Add chain stitches during the return rows.
This issue of my Crochet Inspirations Newsletter briefly contrasts the two kinds.
Simply add a mobius twist to an infinity scarf to multiply the ways it drapes.
A crochet mobius cowl pattern adds an easy mobius twist to a crochet infinity scarf (a.k.a. long loop scarf). This instantly increases the stylish ways to wear it!
Have a look at this image I created for the downloadable new Starlooper Mobius Cowl crochet pattern. This montage of NINE images means I don’t have to pick just ONE wearing style to display.
I love a good crochet mobius cowl pattern because it flatters the face and neck effortlessly, no matter how it settles on the shoulders. Plus, of course, they offer easy warmth. You might enjoy an early newsletter issue I wrote called “A Fever for Crocheting Cowls” LOL!
For Starlooper I used a special kind of crochet star stitch pattern. It’s naturally a bit offset, reversible, and has accordion-like pleats. It’s also fast, soft, and warm for fall. (One of many star stitches.)

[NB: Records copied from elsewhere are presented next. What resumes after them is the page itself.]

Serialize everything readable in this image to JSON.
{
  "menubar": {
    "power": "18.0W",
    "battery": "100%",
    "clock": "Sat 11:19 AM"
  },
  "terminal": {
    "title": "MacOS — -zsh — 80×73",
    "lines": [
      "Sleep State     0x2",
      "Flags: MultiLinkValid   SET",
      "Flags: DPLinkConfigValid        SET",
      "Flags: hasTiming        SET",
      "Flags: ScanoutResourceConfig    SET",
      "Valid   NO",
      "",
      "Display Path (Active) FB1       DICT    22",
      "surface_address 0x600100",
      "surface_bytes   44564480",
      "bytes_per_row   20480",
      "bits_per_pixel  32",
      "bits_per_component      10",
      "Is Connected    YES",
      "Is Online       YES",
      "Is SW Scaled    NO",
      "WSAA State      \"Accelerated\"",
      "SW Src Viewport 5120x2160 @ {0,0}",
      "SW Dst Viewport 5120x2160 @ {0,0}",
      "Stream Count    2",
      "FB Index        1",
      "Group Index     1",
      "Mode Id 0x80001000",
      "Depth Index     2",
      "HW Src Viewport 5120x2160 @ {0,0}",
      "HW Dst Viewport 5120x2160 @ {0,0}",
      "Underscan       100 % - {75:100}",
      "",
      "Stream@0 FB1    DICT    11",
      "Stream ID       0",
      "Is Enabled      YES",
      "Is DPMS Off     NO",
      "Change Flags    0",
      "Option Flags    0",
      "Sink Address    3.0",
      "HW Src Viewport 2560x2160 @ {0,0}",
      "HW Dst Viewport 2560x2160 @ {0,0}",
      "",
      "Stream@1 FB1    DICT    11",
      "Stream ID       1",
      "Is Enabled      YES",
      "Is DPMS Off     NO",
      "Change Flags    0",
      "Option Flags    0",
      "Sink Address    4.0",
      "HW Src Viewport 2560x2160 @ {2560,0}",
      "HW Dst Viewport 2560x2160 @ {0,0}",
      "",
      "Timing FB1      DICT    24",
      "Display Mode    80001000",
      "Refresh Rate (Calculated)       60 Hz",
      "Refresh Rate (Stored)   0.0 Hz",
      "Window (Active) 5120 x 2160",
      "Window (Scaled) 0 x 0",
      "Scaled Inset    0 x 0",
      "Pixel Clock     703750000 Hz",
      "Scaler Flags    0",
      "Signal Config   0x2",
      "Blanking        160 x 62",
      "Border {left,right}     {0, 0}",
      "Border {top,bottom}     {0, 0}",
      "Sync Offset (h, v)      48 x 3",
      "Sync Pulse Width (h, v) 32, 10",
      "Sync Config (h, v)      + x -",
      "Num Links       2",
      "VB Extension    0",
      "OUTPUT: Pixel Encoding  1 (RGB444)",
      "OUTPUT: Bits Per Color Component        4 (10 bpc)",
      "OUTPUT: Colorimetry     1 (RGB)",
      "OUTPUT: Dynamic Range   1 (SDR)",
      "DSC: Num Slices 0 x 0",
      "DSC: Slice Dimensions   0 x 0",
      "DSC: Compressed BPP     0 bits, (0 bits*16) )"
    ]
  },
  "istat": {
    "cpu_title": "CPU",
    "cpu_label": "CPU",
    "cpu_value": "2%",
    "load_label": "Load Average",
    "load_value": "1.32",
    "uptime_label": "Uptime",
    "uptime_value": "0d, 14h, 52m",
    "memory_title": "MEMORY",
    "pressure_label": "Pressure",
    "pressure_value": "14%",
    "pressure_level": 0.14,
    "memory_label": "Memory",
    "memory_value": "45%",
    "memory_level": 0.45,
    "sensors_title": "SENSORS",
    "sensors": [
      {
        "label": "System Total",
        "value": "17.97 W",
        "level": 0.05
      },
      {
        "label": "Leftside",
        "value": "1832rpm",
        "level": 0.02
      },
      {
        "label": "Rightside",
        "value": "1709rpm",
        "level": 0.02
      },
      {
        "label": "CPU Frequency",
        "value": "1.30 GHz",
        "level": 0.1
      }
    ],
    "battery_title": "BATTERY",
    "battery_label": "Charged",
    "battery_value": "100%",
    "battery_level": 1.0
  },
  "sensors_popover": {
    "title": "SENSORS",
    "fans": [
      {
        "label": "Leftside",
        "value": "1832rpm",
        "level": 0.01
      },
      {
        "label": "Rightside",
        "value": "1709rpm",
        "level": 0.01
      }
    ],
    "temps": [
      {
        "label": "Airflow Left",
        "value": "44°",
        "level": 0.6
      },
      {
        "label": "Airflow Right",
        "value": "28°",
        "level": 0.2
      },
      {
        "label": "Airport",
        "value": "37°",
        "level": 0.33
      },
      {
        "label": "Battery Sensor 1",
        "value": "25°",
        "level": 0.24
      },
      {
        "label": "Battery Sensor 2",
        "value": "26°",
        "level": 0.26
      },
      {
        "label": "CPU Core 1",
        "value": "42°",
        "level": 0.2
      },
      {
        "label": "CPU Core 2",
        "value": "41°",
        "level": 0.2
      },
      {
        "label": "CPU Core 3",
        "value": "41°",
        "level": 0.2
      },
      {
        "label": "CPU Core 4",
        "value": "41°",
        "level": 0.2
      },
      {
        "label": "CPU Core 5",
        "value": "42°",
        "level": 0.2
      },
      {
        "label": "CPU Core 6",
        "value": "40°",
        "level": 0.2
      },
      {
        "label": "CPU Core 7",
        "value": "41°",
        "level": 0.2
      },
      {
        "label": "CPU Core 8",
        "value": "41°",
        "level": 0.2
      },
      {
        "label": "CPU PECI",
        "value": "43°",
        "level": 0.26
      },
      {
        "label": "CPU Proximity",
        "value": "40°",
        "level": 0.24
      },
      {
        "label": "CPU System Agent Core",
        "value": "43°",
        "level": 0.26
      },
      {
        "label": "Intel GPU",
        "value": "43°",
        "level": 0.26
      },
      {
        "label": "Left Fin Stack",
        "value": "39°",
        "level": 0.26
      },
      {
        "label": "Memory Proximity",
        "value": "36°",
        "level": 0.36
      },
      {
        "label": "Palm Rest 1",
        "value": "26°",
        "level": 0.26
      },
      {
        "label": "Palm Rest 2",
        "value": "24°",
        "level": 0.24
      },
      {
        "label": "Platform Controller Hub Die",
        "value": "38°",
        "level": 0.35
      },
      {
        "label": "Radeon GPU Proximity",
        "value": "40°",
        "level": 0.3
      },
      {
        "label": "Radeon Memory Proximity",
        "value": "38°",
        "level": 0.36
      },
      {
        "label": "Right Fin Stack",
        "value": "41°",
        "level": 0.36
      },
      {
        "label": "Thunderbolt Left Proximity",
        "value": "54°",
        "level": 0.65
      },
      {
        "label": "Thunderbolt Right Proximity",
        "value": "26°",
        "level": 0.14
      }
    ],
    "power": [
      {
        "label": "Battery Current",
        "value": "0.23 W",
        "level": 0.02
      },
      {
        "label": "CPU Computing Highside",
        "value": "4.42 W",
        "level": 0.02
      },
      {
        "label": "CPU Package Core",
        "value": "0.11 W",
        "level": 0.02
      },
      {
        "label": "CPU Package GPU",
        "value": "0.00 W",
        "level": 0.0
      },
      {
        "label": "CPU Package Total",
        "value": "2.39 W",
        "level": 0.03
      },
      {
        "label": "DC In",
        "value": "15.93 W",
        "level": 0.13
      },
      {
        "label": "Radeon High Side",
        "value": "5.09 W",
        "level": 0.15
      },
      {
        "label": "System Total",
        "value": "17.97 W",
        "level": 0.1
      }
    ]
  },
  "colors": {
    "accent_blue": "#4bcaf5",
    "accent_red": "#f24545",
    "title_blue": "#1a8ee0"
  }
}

I’ve been learning ways to create draping montages like this image for years. Want to see earlier ones? Here’s ShaktiScarfythings. Check out Undaria!
CGOA member Irene Iannelli brings her photography-savvy husband, Alex, to Chain Link conferences. Here’s one Alex snapped at the 2014 summer fashion show banquet, during the guild’s 20th anniversary crochet conference.
Doris Chan designed the lace pants and the bolero in her signature construction method of crocheting in the round from the top down. The drape and fit feel naturally comfortable and sleek. She waited to design these garments until we developed the Lotus yarn for them. They’re made for each other.
In the first three photos (top row), the head is partly assembled. On the far left I see part of a hood. For example, a muffler or wide scarf seamed at a right angle to the scarf sides to create a hooded scarf. In the middle photo I see what a Creeper backpack might look like, and in the rightmost photo, a square bottomed bucket-style tote.
In the bottom left photo, I don’t know what YOU see but I see an ipad/laptop sleeve. I threw in the next photo so you could see what the individual pieces look like before seaming. They could be joined to create lots of useful items. Besides the obvious baby blanket, how about patches on jeans or pockets on sweaters? A bathmat might be just the way to startle awake first thing in the morning.
And finally, there’s the happy recipient in the last photo. He was 13 here. The completed Creeper head could double as a throw pillow, literally. (He threw it around a bit like he would while playing with a cubic ball in Minecraft.)
I love how big and sturdy it came out. Single crochet stitches are so versatile! (Double crochet in the UK and Australia). As with this Creeper crochet toy, it was the perfect stitch for Gallon Friend, a classroom aid for my son’s third grade teacher.